### Supplied information
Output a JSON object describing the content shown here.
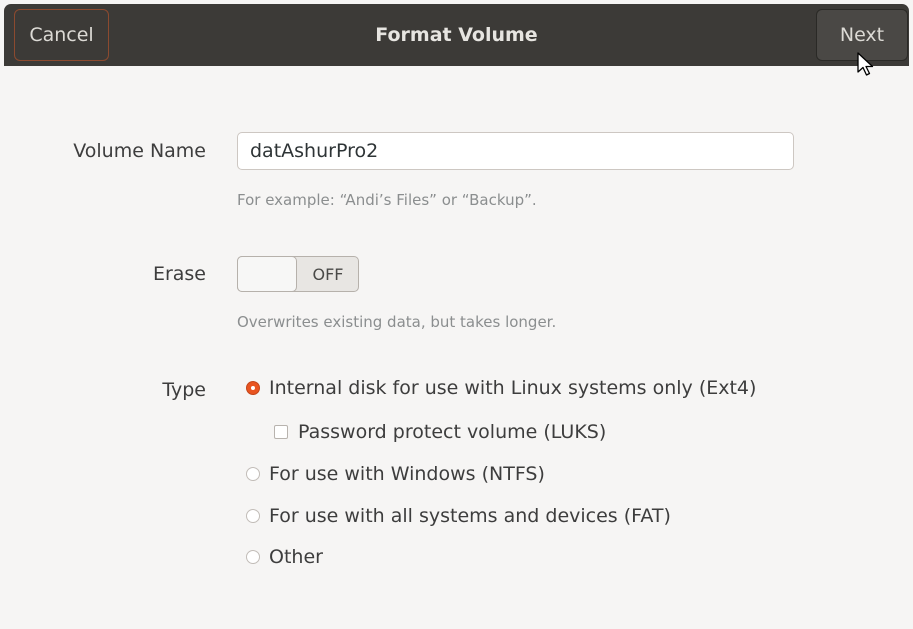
{
  "header": {
    "cancel_label": "Cancel",
    "title": "Format Volume",
    "next_label": "Next"
  },
  "form": {
    "volume_name": {
      "label": "Volume Name",
      "value": "datAshurPro2",
      "hint": "For example: “Andi’s Files” or “Backup”."
    },
    "erase": {
      "label": "Erase",
      "state": "OFF",
      "hint": "Overwrites existing data, but takes longer."
    },
    "type": {
      "label": "Type",
      "options": [
        {
          "label": "Internal disk for use with Linux systems only (Ext4)",
          "selected": true
        },
        {
          "label": "For use with Windows (NTFS)",
          "selected": false
        },
        {
          "label": "For use with all systems and devices (FAT)",
          "selected": false
        },
        {
          "label": "Other",
          "selected": false
        }
      ],
      "luks": {
        "label": "Password protect volume (LUKS)",
        "checked": false
      }
    }
  },
  "colors": {
    "header_bg": "#3c3a37",
    "accent": "#e95420"
  }
}
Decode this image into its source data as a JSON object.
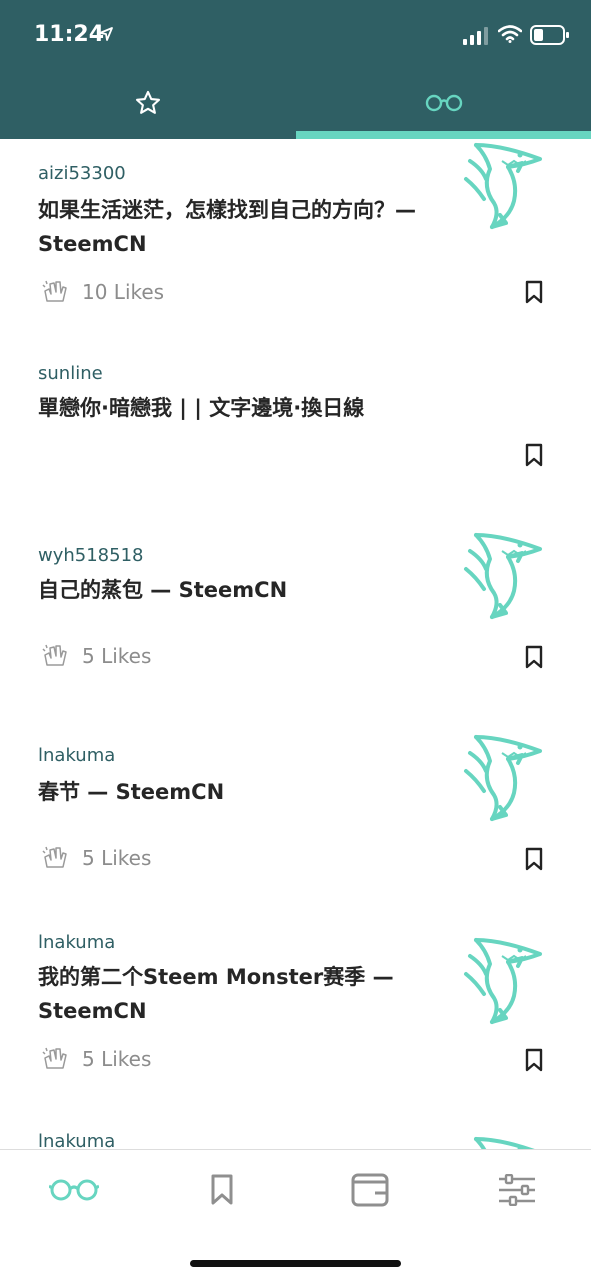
{
  "status_bar": {
    "time": "11:24"
  },
  "colors": {
    "header": "#2f5f64",
    "accent": "#67d5c0",
    "author": "#2f5f64",
    "text": "#262626",
    "muted": "#8c8c8c"
  },
  "top_tabs": [
    {
      "icon": "star-icon",
      "active": false
    },
    {
      "icon": "glasses-icon",
      "active": true
    }
  ],
  "posts": [
    {
      "author": "aizi53300",
      "title": "如果生活迷茫，怎樣找到自己的方向？— SteemCN",
      "likes": "10 Likes",
      "has_thumbnail": true
    },
    {
      "author": "sunline",
      "title": "單戀你·暗戀我 | | 文字邊境·換日線",
      "likes": "",
      "has_thumbnail": false
    },
    {
      "author": "wyh518518",
      "title": "自己的蒸包 — SteemCN",
      "likes": "5 Likes",
      "has_thumbnail": true
    },
    {
      "author": "lnakuma",
      "title": "春节 — SteemCN",
      "likes": "5 Likes",
      "has_thumbnail": true
    },
    {
      "author": "lnakuma",
      "title": "我的第二个Steem Monster赛季 — SteemCN",
      "likes": "5 Likes",
      "has_thumbnail": true
    },
    {
      "author": "lnakuma",
      "title": "",
      "likes": "",
      "has_thumbnail": true
    }
  ],
  "bottom_nav": [
    {
      "icon": "glasses-icon",
      "active": true
    },
    {
      "icon": "bookmark-icon",
      "active": false
    },
    {
      "icon": "wallet-icon",
      "active": false
    },
    {
      "icon": "settings-sliders-icon",
      "active": false
    }
  ]
}
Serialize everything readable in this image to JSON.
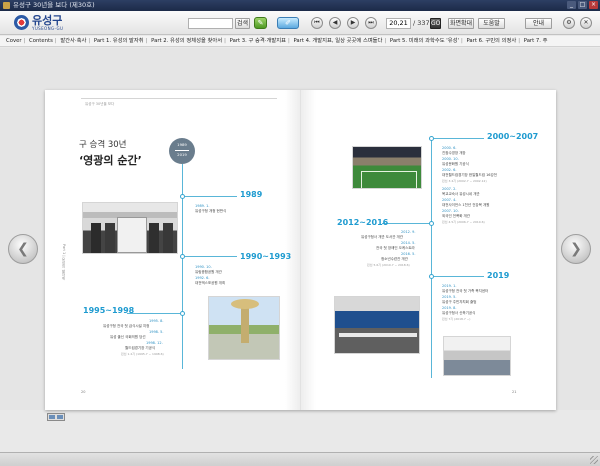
{
  "window": {
    "title": "유성구 30년을 보다 (제30호)"
  },
  "toolbar": {
    "search_placeholder": "",
    "search_label": "검색",
    "note_icon": "note-icon",
    "pen_icon": "pen-icon",
    "page_current": "20,21",
    "page_total": "/ 337",
    "go_label": "GO",
    "zoom_label": "화면확대",
    "help_label": "도움말",
    "info_label": "안내"
  },
  "logo": {
    "text": "유성구",
    "sub": "YUSEONG-GU"
  },
  "chapters": [
    "Cover",
    "Contents",
    "발간사·축사",
    "Part 1. 유성의 발자취",
    "Part 2. 유성의 정체성을 찾아서",
    "Part 3. 구 승격·개발지표",
    "Part 4. 개발지표, 일상 곳곳에 스며들다",
    "Part 5. 미래의 과학수도 '유성'",
    "Part 6. 구민의 의정사",
    "Part 7. 주"
  ],
  "page": {
    "left_header": "유성구 30년을 보다",
    "side_tab": "Part 1 | 유성의 발자취",
    "title_small": "구 승격 30년",
    "title_big": "‘영광의 순간’",
    "badge_top": "1989",
    "badge_bottom": "2019",
    "page_left": "20",
    "page_right": "21"
  },
  "timeline": {
    "e1989": {
      "era": "1989",
      "date": "1989. 1.",
      "text": "유성구청 개청 현판식"
    },
    "e1990": {
      "era": "1990~1993",
      "date1": "1990. 10.",
      "text1": "유림종합공원 개관",
      "date2": "1992. 6.",
      "text2": "대전엑스포공원 개최"
    },
    "e1995": {
      "era": "1995~1998",
      "date1": "1995. 8.",
      "text1": "유성구청 전국 첫 급식시설 지정",
      "date2": "1998. 5.",
      "text2": "유성 출신 국회의원 당선",
      "date3": "1998. 12.",
      "text3": "월드컵경기장 기공식",
      "src": "민선 1·2기 (1995.7 ~ 1998.6)"
    },
    "e2000": {
      "era": "2000~2007",
      "date1": "2000. 6.",
      "text1": "진잠수영장 개장",
      "date2": "2000. 10.",
      "text2": "유성문화원 기공식",
      "date3": "2002. 6.",
      "text3": "대전월드컵경기장 한일월드컵 16강전",
      "src1": "민선 3·4기 (2002.7 ~ 2002.12)",
      "date4": "2007. 2.",
      "text4": "목교교숙사 유성시네 개관",
      "date5": "2007. 4.",
      "text5": "대전사이언스 1천년 건강복 개원",
      "date6": "2007. 10.",
      "text6": "외국인 전폭화 개관",
      "src2": "민선 4·5기 (2006.7 ~ 2010.6)"
    },
    "e2012": {
      "era": "2012~2016",
      "date1": "2012. 9.",
      "text1": "유성구청사 개관 도서관 개관",
      "date2": "2014. 5.",
      "text2": "전국 첫 장애인 오케스트라",
      "date3": "2016. 5.",
      "text3": "청소년수련관 개관",
      "src": "민선 5·6기 (2010.7 ~ 2018.6)"
    },
    "e2019": {
      "era": "2019",
      "date1": "2019. 1.",
      "text1": "유성구청 전국 첫 가족 복지센터",
      "date2": "2019. 5.",
      "text2": "유성구 주민자치회 출범",
      "date3": "2019. 8.",
      "text3": "유성구청사 신축기공식",
      "src": "민선 7기 (2018.7 ~)"
    }
  },
  "icons": {
    "prev": "chevron-left-icon",
    "next": "chevron-right-icon"
  }
}
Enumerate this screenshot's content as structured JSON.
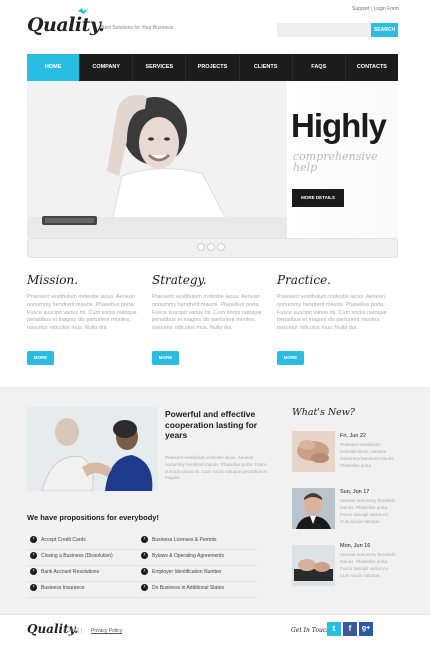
{
  "header": {
    "logo": "Quality.",
    "tagline": "Best Solutions for Your Business",
    "support": "Support",
    "login": "Login Form",
    "search_button": "SEARCH"
  },
  "nav": [
    "HOME",
    "COMPANY",
    "SERVICES",
    "PROJECTS",
    "CLIENTS",
    "FAQS",
    "CONTACTS"
  ],
  "hero": {
    "title": "Highly",
    "subtitle": "comprehensive help",
    "button": "MORE DETAILS"
  },
  "columns": [
    {
      "title": "Mission.",
      "text": "Praesent vestibulum molestie lacus. Aenean nonummy hendrerit mauris. Phasellus porta. Fusce suscipit varius mi. Cum sociis natoque penatibus et magnis dis parturient montes, nascetur ridiculus mus. Nulla dui.",
      "button": "MORE"
    },
    {
      "title": "Strategy.",
      "text": "Praesent vestibulum molestie lacus. Aenean nonummy hendrerit mauris. Phasellus porta. Fusce suscipit varius mi. Cum sociis natoque penatibus et magnis dis parturient montes, nascetur ridiculus mus. Nulla dui.",
      "button": "MORE"
    },
    {
      "title": "Practice.",
      "text": "Praesent vestibulum molestie lacus. Aenean nonummy hendrerit mauris. Phasellus porta. Fusce suscipit varius mi. Cum sociis natoque penatibus et magnis dis parturient montes, nascetur ridiculus mus. Nulla dui.",
      "button": "MORE"
    }
  ],
  "cooperation": {
    "title": "Powerful and effective cooperation lasting for years",
    "text": "Praesent vestibulum molestie lacus. Aenean nonummy hendrerit mauris. Phasellus porta. Fusce suscipit varius mi. Cum sociis natoque penatibus et magnis."
  },
  "propositions": {
    "title": "We have propositions for everybody!",
    "left": [
      "Accept Credit Cards",
      "Closing a Business (Dissolution)",
      "Bank Account Resolutions",
      "Business Insurance"
    ],
    "right": [
      "Business Licenses & Permits",
      "Bylaws & Operating Agreements",
      "Employer Identification Number",
      "Do Business in Additional States"
    ]
  },
  "news": {
    "title": "What's New?",
    "items": [
      {
        "date": "Fri, Jun 22",
        "text": "Praesent vestibulum molestie lacus. Aenean nonummy hendrerit mauris. Phasellus porta."
      },
      {
        "date": "Sun, Jun 17",
        "text": "Aenean nonummy hendrerit mauris. Phasellus porta. Fusce suscipit varius mi. Cum sociis natoque."
      },
      {
        "date": "Mon, Jun 16",
        "text": "Aenean nonummy hendrerit mauris. Phasellus porta. Fusce suscipit varius mi. Cum sociis natoque."
      }
    ]
  },
  "footer": {
    "logo": "Quality.",
    "copyright": "© 2012 |",
    "privacy": "Privacy Policy",
    "get_in_touch": "Get In Touch",
    "social": [
      "t",
      "f",
      "g+"
    ]
  },
  "colors": {
    "accent": "#29bde4",
    "dark": "#1b1b1b"
  }
}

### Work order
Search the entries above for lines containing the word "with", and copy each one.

### Output below
          "label": "Internal disk for use with Linux systems only (Ext4)",
          "label": "For use with Windows (NTFS)",
          "label": "For use with all systems and devices (FAT)",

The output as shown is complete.